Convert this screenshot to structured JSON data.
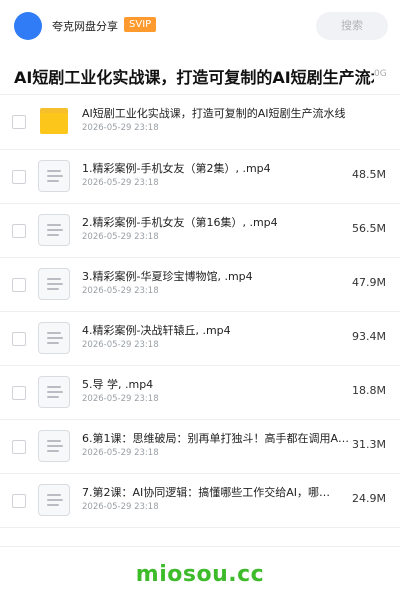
{
  "header": {
    "username": "夸克网盘分享",
    "badge": "SVIP",
    "search_placeholder": "搜索"
  },
  "title_bar": {
    "title": "AI短剧工业化实战课，打造可复制的AI短剧生产流水线",
    "size_fragment": "0G"
  },
  "files": [
    {
      "type": "folder",
      "icon": "folder-icon",
      "name": "AI短剧工业化实战课，打造可复制的AI短剧生产流水线",
      "date": "2026-05-29 23:18",
      "size": ""
    },
    {
      "type": "file",
      "icon": "document-icon",
      "name": "1.精彩案例-手机女友（第2集）, .mp4",
      "date": "2026-05-29 23:18",
      "size": "48.5M"
    },
    {
      "type": "file",
      "icon": "document-icon",
      "name": "2.精彩案例-手机女友（第16集）, .mp4",
      "date": "2026-05-29 23:18",
      "size": "56.5M"
    },
    {
      "type": "file",
      "icon": "document-icon",
      "name": "3.精彩案例-华夏珍宝博物馆, .mp4",
      "date": "2026-05-29 23:18",
      "size": "47.9M"
    },
    {
      "type": "file",
      "icon": "document-icon",
      "name": "4.精彩案例-决战轩辕丘, .mp4",
      "date": "2026-05-29 23:18",
      "size": "93.4M"
    },
    {
      "type": "file",
      "icon": "document-icon",
      "name": "5.导 学, .mp4",
      "date": "2026-05-29 23:18",
      "size": "18.8M"
    },
    {
      "type": "file",
      "icon": "document-icon",
      "name": "6.第1课：思维破局：别再单打独斗！高手都在调用A…",
      "date": "2026-05-29 23:18",
      "size": "31.3M"
    },
    {
      "type": "file",
      "icon": "document-icon",
      "name": "7.第2课：AI协同逻辑：搞懂哪些工作交给AI，哪…",
      "date": "2026-05-29 23:18",
      "size": "24.9M"
    }
  ],
  "watermark": "miosou.cc",
  "colors": {
    "accent": "#2f7cf6",
    "badge": "#ff9a2e",
    "folder": "#fcc61b",
    "watermark": "#3dbb2a"
  }
}
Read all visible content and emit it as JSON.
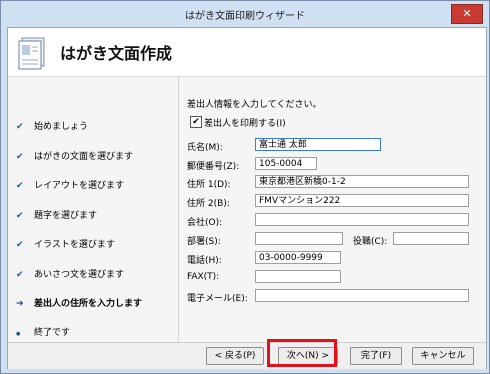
{
  "window": {
    "title": "はがき文面印刷ウィザード",
    "close": "✕"
  },
  "header": {
    "title": "はがき文面作成"
  },
  "steps": [
    {
      "label": "始めましょう",
      "mark": "✔"
    },
    {
      "label": "はがきの文面を選びます",
      "mark": "✔"
    },
    {
      "label": "レイアウトを選びます",
      "mark": "✔"
    },
    {
      "label": "題字を選びます",
      "mark": "✔"
    },
    {
      "label": "イラストを選びます",
      "mark": "✔"
    },
    {
      "label": "あいさつ文を選びます",
      "mark": "✔"
    },
    {
      "label": "差出人の住所を入力します",
      "mark": "➔"
    },
    {
      "label": "終了です",
      "mark": "●"
    }
  ],
  "form": {
    "instruction": "差出人情報を入力してください。",
    "print_sender": {
      "label": "差出人を印刷する(I)",
      "checked": true,
      "check": "✔"
    },
    "fields": {
      "name": {
        "label": "氏名(M):",
        "value": "富士通 太郎"
      },
      "postal": {
        "label": "郵便番号(Z):",
        "value": "105-0004"
      },
      "address1": {
        "label": "住所 1(D):",
        "value": "東京都港区新橋0-1-2"
      },
      "address2": {
        "label": "住所 2(B):",
        "value": "FMVマンション222"
      },
      "company": {
        "label": "会社(O):",
        "value": ""
      },
      "department": {
        "label": "部署(S):",
        "value": ""
      },
      "position": {
        "label": "役職(C):",
        "value": ""
      },
      "phone": {
        "label": "電話(H):",
        "value": "03-0000-9999"
      },
      "fax": {
        "label": "FAX(T):",
        "value": ""
      },
      "email": {
        "label": "電子メール(E):",
        "value": ""
      }
    }
  },
  "footer": {
    "back": "< 戻る(P)",
    "next": "次へ(N) >",
    "finish": "完了(F)",
    "cancel": "キャンセル"
  },
  "colors": {
    "highlight": "#e0101c",
    "accent": "#1f5aa8"
  }
}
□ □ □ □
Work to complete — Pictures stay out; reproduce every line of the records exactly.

Task result —
Convert this screenshot to structured JSON data.
{
  "header": {
    "username": "夸克网盘分享",
    "badge": "SVIP",
    "search_placeholder": "搜索"
  },
  "title_bar": {
    "title": "AI短剧工业化实战课，打造可复制的AI短剧生产流水线",
    "size_fragment": "0G"
  },
  "files": [
    {
      "type": "folder",
      "icon": "folder-icon",
      "name": "AI短剧工业化实战课，打造可复制的AI短剧生产流水线",
      "date": "2026-05-29 23:18",
      "size": ""
    },
    {
      "type": "file",
      "icon": "document-icon",
      "name": "1.精彩案例-手机女友（第2集）, .mp4",
      "date": "2026-05-29 23:18",
      "size": "48.5M"
    },
    {
      "type": "file",
      "icon": "document-icon",
      "name": "2.精彩案例-手机女友（第16集）, .mp4",
      "date": "2026-05-29 23:18",
      "size": "56.5M"
    },
    {
      "type": "file",
      "icon": "document-icon",
      "name": "3.精彩案例-华夏珍宝博物馆, .mp4",
      "date": "2026-05-29 23:18",
      "size": "47.9M"
    },
    {
      "type": "file",
      "icon": "document-icon",
      "name": "4.精彩案例-决战轩辕丘, .mp4",
      "date": "2026-05-29 23:18",
      "size": "93.4M"
    },
    {
      "type": "file",
      "icon": "document-icon",
      "name": "5.导 学, .mp4",
      "date": "2026-05-29 23:18",
      "size": "18.8M"
    },
    {
      "type": "file",
      "icon": "document-icon",
      "name": "6.第1课：思维破局：别再单打独斗！高手都在调用A…",
      "date": "2026-05-29 23:18",
      "size": "31.3M"
    },
    {
      "type": "file",
      "icon": "document-icon",
      "name": "7.第2课：AI协同逻辑：搞懂哪些工作交给AI，哪…",
      "date": "2026-05-29 23:18",
      "size": "24.9M"
    }
  ],
  "watermark": "miosou.cc",
  "colors": {
    "accent": "#2f7cf6",
    "badge": "#ff9a2e",
    "folder": "#fcc61b",
    "watermark": "#3dbb2a"
  }
}
Read all visible content and emit it as JSON.
{
  "window": {
    "title": "はがき文面印刷ウィザード",
    "close": "✕"
  },
  "header": {
    "title": "はがき文面作成"
  },
  "steps": [
    {
      "label": "始めましょう",
      "mark": "✔"
    },
    {
      "label": "はがきの文面を選びます",
      "mark": "✔"
    },
    {
      "label": "レイアウトを選びます",
      "mark": "✔"
    },
    {
      "label": "題字を選びます",
      "mark": "✔"
    },
    {
      "label": "イラストを選びます",
      "mark": "✔"
    },
    {
      "label": "あいさつ文を選びます",
      "mark": "✔"
    },
    {
      "label": "差出人の住所を入力します",
      "mark": "➔"
    },
    {
      "label": "終了です",
      "mark": "●"
    }
  ],
  "form": {
    "instruction": "差出人情報を入力してください。",
    "print_sender": {
      "label": "差出人を印刷する(I)",
      "checked": true,
      "check": "✔"
    },
    "fields": {
      "name": {
        "label": "氏名(M):",
        "value": "富士通 太郎"
      },
      "postal": {
        "label": "郵便番号(Z):",
        "value": "105-0004"
      },
      "address1": {
        "label": "住所 1(D):",
        "value": "東京都港区新橋0-1-2"
      },
      "address2": {
        "label": "住所 2(B):",
        "value": "FMVマンション222"
      },
      "company": {
        "label": "会社(O):",
        "value": ""
      },
      "department": {
        "label": "部署(S):",
        "value": ""
      },
      "position": {
        "label": "役職(C):",
        "value": ""
      },
      "phone": {
        "label": "電話(H):",
        "value": "03-0000-9999"
      },
      "fax": {
        "label": "FAX(T):",
        "value": ""
      },
      "email": {
        "label": "電子メール(E):",
        "value": ""
      }
    }
  },
  "footer": {
    "back": "< 戻る(P)",
    "next": "次へ(N) >",
    "finish": "完了(F)",
    "cancel": "キャンセル"
  },
  "colors": {
    "highlight": "#e0101c",
    "accent": "#1f5aa8"
  }
}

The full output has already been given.